If you're a regular reader of Naked Security and Sophos News, you'll almost certainly be familiar with Cobalt Strike, a network attack tool that's popular with cybercriminals and malware creators. By implanting the Cobalt Strike "Beacon" program on a network they've infiltrated, ransomware crooks can not only surreptitiously monitor but also sneakily control the network remotely, without even needing to login first.
Security researchers have discovered Cobalt Strike denial of service vulnerabilities that allow blocking beacon command-and-control communication channels and new deployments. Cobalt Strike is also used by threat actors for post-exploitation tasks after deploying so-called beacons, which provide them with persistent remote access to compromised devices.
A malware spam campaign is milking the Kaseya ransomware attacks against its Virtual System/Server Administrator platform to spread a link pretending to be a Microsoft security update, along with an executable file that's dropping Cobalt Strike, researchers warn. While Malwarebytes hasn't determined what threat actors are behind the Kaseya-themed malspam campaign, Segura said that the fake security update - the Cobalt Strike payload - is, interestingly enough, hosted on the same IP address used for another campaign pushing the Dridex banking trojan.
Threat actors are trying to capitalize on the ongoing Kaseya ransomware attack crisis by targeting potential victims in a spam campaign pushing Cobalt Strike payloads disguised as Kaseya VSA security updates. Cobalt Strike is a legitimate penetration testing tool and threat emulation software that's also used by attackers for post-exploitation tasks and to deploy so-called beacons that allow them to gain remote access to compromised systems.
Analyzing the illegitimate use of Cobalt Strike, Proofpoint said it found that the tool is increasingly being used by attackers as an initial access payload, meaning it's enlisted to deploy the initial malicious payload onto victimized machines. This is a change from past instances when Cobalt Strike was used more as a second-stage tool that played a role once the targeted systems had already been accessed.
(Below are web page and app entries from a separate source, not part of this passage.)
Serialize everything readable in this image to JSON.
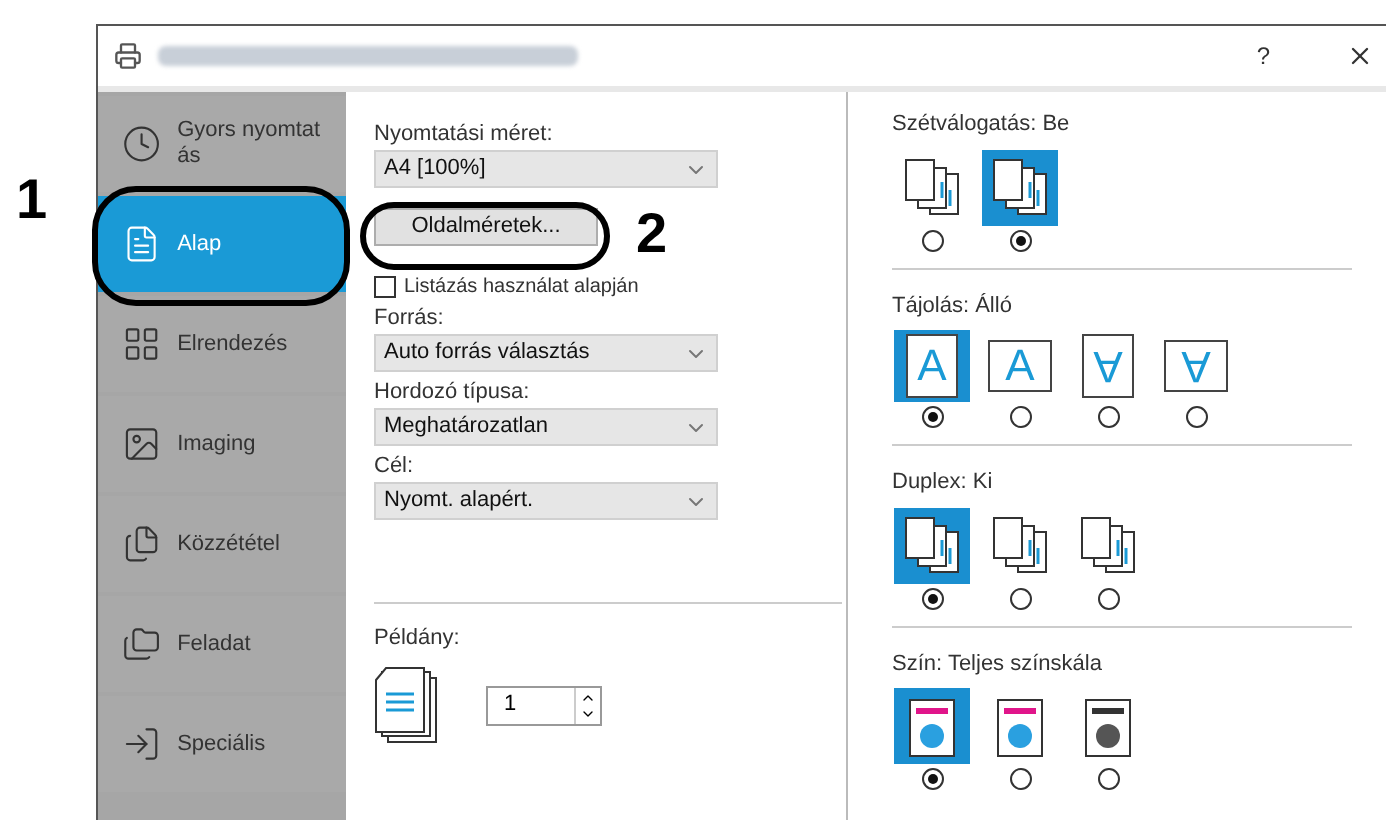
{
  "title_bar": {
    "help": "?"
  },
  "callouts": [
    {
      "label": "1"
    },
    {
      "label": "2"
    }
  ],
  "sidebar": {
    "items": [
      {
        "label": "Gyors nyomtatás",
        "kind": "clock",
        "selected": false
      },
      {
        "label": "Alap",
        "kind": "page",
        "selected": true
      },
      {
        "label": "Elrendezés",
        "kind": "grid",
        "selected": false
      },
      {
        "label": "Imaging",
        "kind": "image",
        "selected": false
      },
      {
        "label": "Közzététel",
        "kind": "document",
        "selected": false
      },
      {
        "label": "Feladat",
        "kind": "folders",
        "selected": false
      },
      {
        "label": "Speciális",
        "kind": "exit",
        "selected": false
      }
    ]
  },
  "basic": {
    "print_size": {
      "label": "Nyomtatási méret:",
      "value": "A4  [100%]"
    },
    "page_sizes_button": "Oldalméretek...",
    "usage_checkbox": {
      "label": "Listázás használat alapján",
      "checked": false
    },
    "source": {
      "label": "Forrás:",
      "value": "Auto forrás választás"
    },
    "media_type": {
      "label": "Hordozó típusa:",
      "value": "Meghatározatlan"
    },
    "destination": {
      "label": "Cél:",
      "value": "Nyomt. alapért."
    },
    "copies": {
      "label": "Példány:",
      "value": "1"
    }
  },
  "groups": [
    {
      "kind": "collation",
      "label": "Szétválogatás:",
      "value": "Be",
      "options": [
        {
          "selected": false
        },
        {
          "selected": true
        }
      ]
    },
    {
      "kind": "orientation",
      "label": "Tájolás:",
      "value": "Álló",
      "options": [
        {
          "glyph": "A",
          "landscape": false,
          "rotated": false,
          "selected": true
        },
        {
          "glyph": "A",
          "landscape": true,
          "rotated": false,
          "selected": false
        },
        {
          "glyph": "A",
          "landscape": false,
          "rotated": true,
          "selected": false
        },
        {
          "glyph": "A",
          "landscape": true,
          "rotated": true,
          "selected": false
        }
      ]
    },
    {
      "kind": "duplex",
      "label": "Duplex:",
      "value": "Ki",
      "options": [
        {
          "selected": true
        },
        {
          "selected": false
        },
        {
          "selected": false
        }
      ]
    },
    {
      "kind": "color",
      "label": "Szín:",
      "value": "Teljes színskála",
      "options": [
        {
          "selected": true
        },
        {
          "selected": false
        },
        {
          "selected": false
        }
      ]
    }
  ]
}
The use of Cobalt Strike - the legitimate, commercially available tool used by network penetration testers - by cybercrooks has shot through the roof, according to Proofpoint researchers, who say that the tool has now "Gone fully mainstream in the crimeware world." "Based on our data, Proofpoint assesses with high confidence that Cobalt Strike is becoming increasingly popular among threat actors as an initial access payload, not just a second-stage tool threat actors use once access is achieved, with criminal threat actors making up the bulk of attributed Cobalt Strike campaigns in 2020," the researchers wrote.